The final amphibious workout of the UK military’s summer deployment to the Baltic saw Royal Marines fight to ‘liberate’ an idyllic island in the Gulf of Riga.
Fresh from displaying what Britain’s new Joint Expeditionary Force can do for the region’s security for Estonia’s president, the task group – led by UK flagship HMS Albion – moved a couple of hundred miles around the coast to the island of Saaremaa.
Saaremaa is Estonia’s largest island – seven times the size of the Isle of Wight but with only a quarter of the population – occupying a commanding position at the gateway to the Gulf of Riga.
For the purposes of this exercise, the island had been swallowed whole by an aggressive neighbour – played by men and women of the Estonian Defence Forces who’d grown up on Saaremaa and therefore knew every rock and tree upon it.
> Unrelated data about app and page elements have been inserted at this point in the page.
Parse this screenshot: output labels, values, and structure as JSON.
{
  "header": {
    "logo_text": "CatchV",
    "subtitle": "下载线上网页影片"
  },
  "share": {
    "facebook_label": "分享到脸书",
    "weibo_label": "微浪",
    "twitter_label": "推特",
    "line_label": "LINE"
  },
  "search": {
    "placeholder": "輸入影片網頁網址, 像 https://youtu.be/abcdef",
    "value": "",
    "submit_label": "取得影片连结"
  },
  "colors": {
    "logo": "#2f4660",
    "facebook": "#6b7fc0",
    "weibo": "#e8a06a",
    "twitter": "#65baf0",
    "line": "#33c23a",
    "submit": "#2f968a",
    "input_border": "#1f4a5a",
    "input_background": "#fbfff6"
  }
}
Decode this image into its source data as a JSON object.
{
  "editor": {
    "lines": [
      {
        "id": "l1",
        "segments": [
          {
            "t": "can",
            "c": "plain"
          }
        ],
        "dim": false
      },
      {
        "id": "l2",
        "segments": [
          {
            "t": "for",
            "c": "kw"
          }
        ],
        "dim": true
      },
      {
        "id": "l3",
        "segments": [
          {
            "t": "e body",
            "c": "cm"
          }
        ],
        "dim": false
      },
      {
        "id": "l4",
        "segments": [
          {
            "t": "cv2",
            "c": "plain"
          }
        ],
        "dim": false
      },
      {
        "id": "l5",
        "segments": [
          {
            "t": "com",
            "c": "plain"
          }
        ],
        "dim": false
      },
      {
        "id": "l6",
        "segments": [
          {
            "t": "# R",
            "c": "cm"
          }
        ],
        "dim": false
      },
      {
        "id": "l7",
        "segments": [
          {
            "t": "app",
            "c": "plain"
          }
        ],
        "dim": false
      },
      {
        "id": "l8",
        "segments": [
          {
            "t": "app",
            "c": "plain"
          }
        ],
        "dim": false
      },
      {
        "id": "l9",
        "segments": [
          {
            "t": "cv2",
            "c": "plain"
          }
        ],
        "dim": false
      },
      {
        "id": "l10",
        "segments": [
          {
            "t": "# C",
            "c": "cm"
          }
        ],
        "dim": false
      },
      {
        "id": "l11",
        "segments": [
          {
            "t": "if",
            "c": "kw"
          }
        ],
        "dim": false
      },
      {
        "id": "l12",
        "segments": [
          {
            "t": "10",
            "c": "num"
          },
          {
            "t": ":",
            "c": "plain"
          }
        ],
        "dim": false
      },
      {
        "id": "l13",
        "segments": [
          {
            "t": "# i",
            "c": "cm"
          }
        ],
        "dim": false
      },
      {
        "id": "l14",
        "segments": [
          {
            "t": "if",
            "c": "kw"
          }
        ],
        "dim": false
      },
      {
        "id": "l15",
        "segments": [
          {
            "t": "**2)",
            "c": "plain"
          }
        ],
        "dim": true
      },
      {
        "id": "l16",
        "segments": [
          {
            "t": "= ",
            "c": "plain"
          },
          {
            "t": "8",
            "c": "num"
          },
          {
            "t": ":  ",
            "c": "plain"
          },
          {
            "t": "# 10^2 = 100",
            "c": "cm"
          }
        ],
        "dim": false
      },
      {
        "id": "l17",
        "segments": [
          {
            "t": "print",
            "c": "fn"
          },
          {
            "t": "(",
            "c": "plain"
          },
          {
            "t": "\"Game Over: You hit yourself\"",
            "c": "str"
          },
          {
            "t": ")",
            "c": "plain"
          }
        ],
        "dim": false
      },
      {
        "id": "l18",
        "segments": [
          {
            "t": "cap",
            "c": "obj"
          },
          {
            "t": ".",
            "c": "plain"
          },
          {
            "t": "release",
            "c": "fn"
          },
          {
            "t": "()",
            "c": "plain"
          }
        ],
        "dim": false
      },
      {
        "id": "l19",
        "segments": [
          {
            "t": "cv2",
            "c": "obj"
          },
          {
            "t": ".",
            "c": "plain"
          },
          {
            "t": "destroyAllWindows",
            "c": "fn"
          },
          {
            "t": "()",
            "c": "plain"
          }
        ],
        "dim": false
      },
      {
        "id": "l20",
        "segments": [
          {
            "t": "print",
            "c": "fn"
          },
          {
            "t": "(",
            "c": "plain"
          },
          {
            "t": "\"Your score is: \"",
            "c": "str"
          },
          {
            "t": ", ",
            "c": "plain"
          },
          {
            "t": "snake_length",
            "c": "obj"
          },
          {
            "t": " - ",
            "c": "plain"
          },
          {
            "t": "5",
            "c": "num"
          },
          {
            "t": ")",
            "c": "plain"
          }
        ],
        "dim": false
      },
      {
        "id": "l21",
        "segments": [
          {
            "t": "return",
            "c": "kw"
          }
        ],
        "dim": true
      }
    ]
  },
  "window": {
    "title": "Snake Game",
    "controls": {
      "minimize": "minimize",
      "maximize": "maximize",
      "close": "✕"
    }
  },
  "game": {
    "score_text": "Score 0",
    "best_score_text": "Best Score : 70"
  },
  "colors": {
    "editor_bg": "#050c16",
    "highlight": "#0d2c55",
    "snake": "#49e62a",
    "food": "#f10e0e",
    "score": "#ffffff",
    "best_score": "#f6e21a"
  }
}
To beat them, Albion launched a series of dummy raids on the sands of Saaremaa by helicopter and landing craft to draw in the defenders… while the real ‘invasion’ took place on the other side of the island.
Royal Marines of Yankee Company, 45 Commando – based aboard support ship RFA Lyme Bay – were quietly put ashore by boats before yomping (forced marching) across Saaremaa, linked up with covert reconnaissance teams who’d spent 24 hours on the island monitoring the ‘enemy’ unseen.
With surprise on their side, the commandos then attacked the well-defended main Estonian position from an unexpected direction.
With British Army Apache helicopters working for the Estonian side, the more numerous Estonian troops rallied and conducted a successful blocking action to repel the advancing marines.
Rather than follow a pre-determined plan, this war game was ‘free play’: no participant knew the outcome as the exercise began.
Instead, a series of military ‘referees’ determined who were the victors of the Battle of Saaremaa – and picked the defenders (the commandos claim it was a draw…).
With the fighting over, breakfast was brought ashore from Lyme Bay and family and friends of the Estonian troops were then treated to a display of UK military equipment, including weapons, Viking vehicles, Apache helicopters, and various landing craft.
“It’s been good for us in Estonia – we got the opportunity to land the Vikings on to the beach and meeting the Estonian Defence League at the end of the exercise, sharing breakfast with them, was a great chance to get to know them,” said 32-year-old Sergeant Dave Clowes of the Royal Marines’ Armoured Support Group.
Lieutenant Colonel Duncan Forbes, in charge of 45 Commando, added: “My Royal Marines, and our partners in the Estonian forces relished the opportunity to conduct challenging training in this environment. Complex training brings out the best in commandos and it is a delight to operate alongside our Estonian partners.”
The Baltic Protector deployment also gave the marines and British Army the rare chance to practise landing a Challenger 2 tank.
Only the marines’ large Landing Craft Utility – a mini military ro-ro ferry – is large and powerful enough to ship the 62-tonne armoured beast from the bowels of HMS Albion to shore.
The King’s Royal Hussars – currently part of NATO’s land forces in Estonia – provided one tank, carefully driven on board the landing craft in Albion’s well dock by 21-year-old Trooper Damien Stratford, while coxswain Colour Sergeant ‘Daz’ Donavan fought heavy seas to keep the craft in position.
There then followed a three-mile journey to the beach where the tank was successfully offloaded.
Although the amphibious element of the Baltic Protector deployment is now over, the task group will remain in the region for another fortnight conducting training and visits before returning to the UK.